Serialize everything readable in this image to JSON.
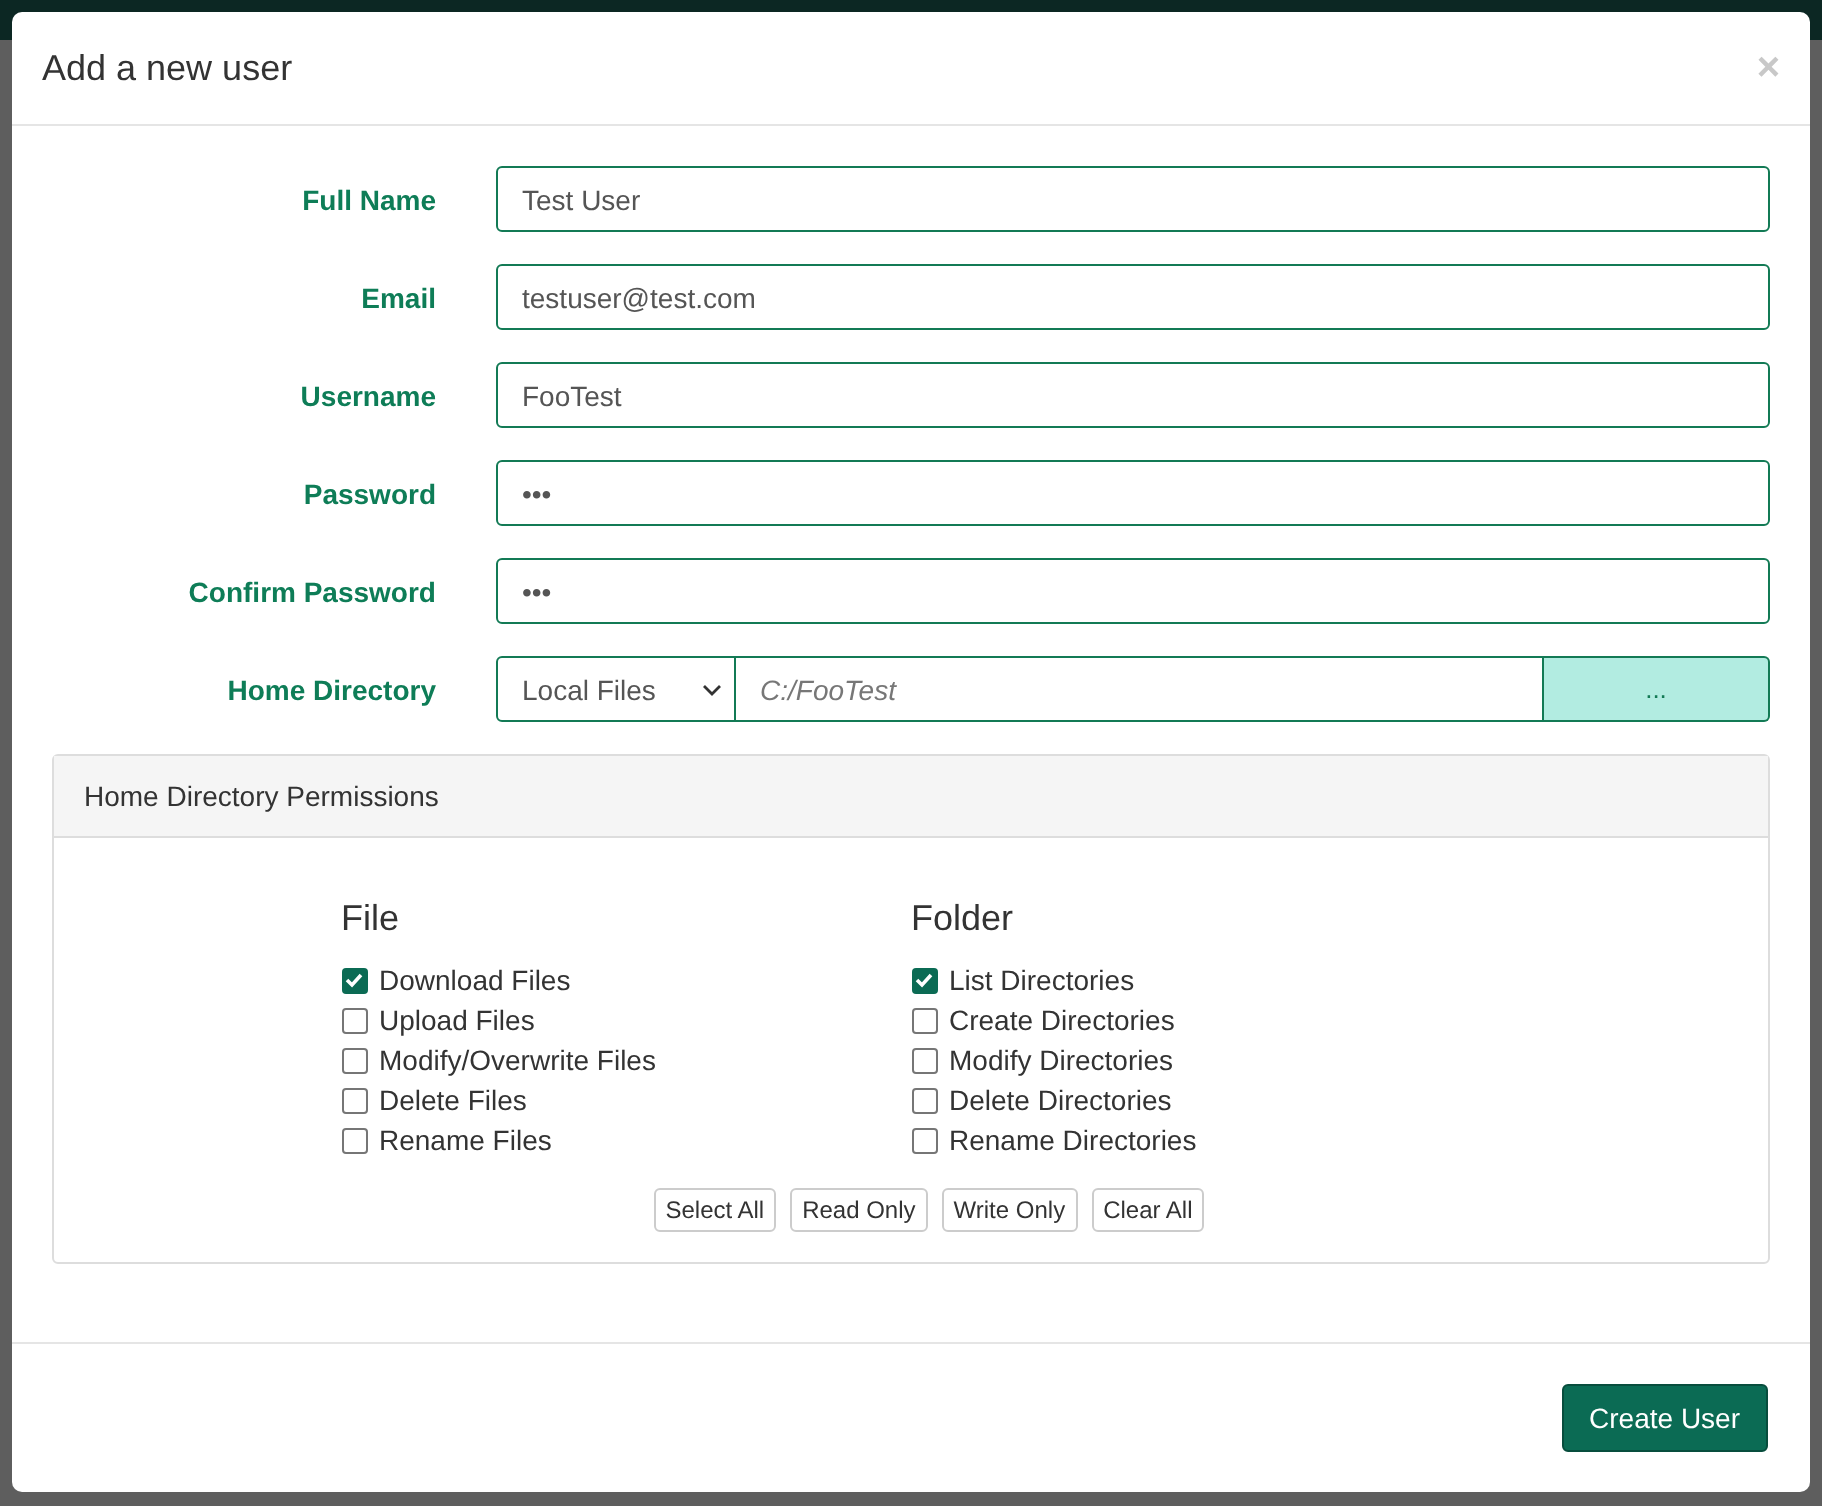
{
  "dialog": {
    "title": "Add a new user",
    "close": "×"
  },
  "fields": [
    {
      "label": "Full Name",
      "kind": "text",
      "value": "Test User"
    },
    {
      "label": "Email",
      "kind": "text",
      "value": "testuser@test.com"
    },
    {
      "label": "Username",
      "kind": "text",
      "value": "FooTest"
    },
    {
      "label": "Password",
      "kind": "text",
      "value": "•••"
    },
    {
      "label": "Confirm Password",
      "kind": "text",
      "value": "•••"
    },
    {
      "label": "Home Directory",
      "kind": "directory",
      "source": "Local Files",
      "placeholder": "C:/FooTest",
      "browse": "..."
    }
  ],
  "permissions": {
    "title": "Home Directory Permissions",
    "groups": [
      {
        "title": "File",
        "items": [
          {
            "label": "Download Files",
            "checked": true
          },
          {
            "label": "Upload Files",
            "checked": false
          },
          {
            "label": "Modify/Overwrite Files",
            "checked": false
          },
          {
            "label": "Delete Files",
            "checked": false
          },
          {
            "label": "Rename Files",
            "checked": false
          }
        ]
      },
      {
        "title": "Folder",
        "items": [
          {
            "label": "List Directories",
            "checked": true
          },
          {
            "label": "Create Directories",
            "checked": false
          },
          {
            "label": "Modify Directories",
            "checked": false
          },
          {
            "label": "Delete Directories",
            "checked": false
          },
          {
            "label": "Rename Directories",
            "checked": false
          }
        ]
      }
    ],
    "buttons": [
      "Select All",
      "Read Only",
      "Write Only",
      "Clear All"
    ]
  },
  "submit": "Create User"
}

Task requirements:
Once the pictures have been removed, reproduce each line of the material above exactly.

Written reply:
Serialize everything readable in this image to JSON.
{
  "dialog": {
    "title": "Add a new user",
    "close": "×"
  },
  "fields": [
    {
      "label": "Full Name",
      "kind": "text",
      "value": "Test User"
    },
    {
      "label": "Email",
      "kind": "text",
      "value": "testuser@test.com"
    },
    {
      "label": "Username",
      "kind": "text",
      "value": "FooTest"
    },
    {
      "label": "Password",
      "kind": "text",
      "value": "•••"
    },
    {
      "label": "Confirm Password",
      "kind": "text",
      "value": "•••"
    },
    {
      "label": "Home Directory",
      "kind": "directory",
      "source": "Local Files",
      "placeholder": "C:/FooTest",
      "browse": "..."
    }
  ],
  "permissions": {
    "title": "Home Directory Permissions",
    "groups": [
      {
        "title": "File",
        "items": [
          {
            "label": "Download Files",
            "checked": true
          },
          {
            "label": "Upload Files",
            "checked": false
          },
          {
            "label": "Modify/Overwrite Files",
            "checked": false
          },
          {
            "label": "Delete Files",
            "checked": false
          },
          {
            "label": "Rename Files",
            "checked": false
          }
        ]
      },
      {
        "title": "Folder",
        "items": [
          {
            "label": "List Directories",
            "checked": true
          },
          {
            "label": "Create Directories",
            "checked": false
          },
          {
            "label": "Modify Directories",
            "checked": false
          },
          {
            "label": "Delete Directories",
            "checked": false
          },
          {
            "label": "Rename Directories",
            "checked": false
          }
        ]
      }
    ],
    "buttons": [
      "Select All",
      "Read Only",
      "Write Only",
      "Clear All"
    ]
  },
  "submit": "Create User"
}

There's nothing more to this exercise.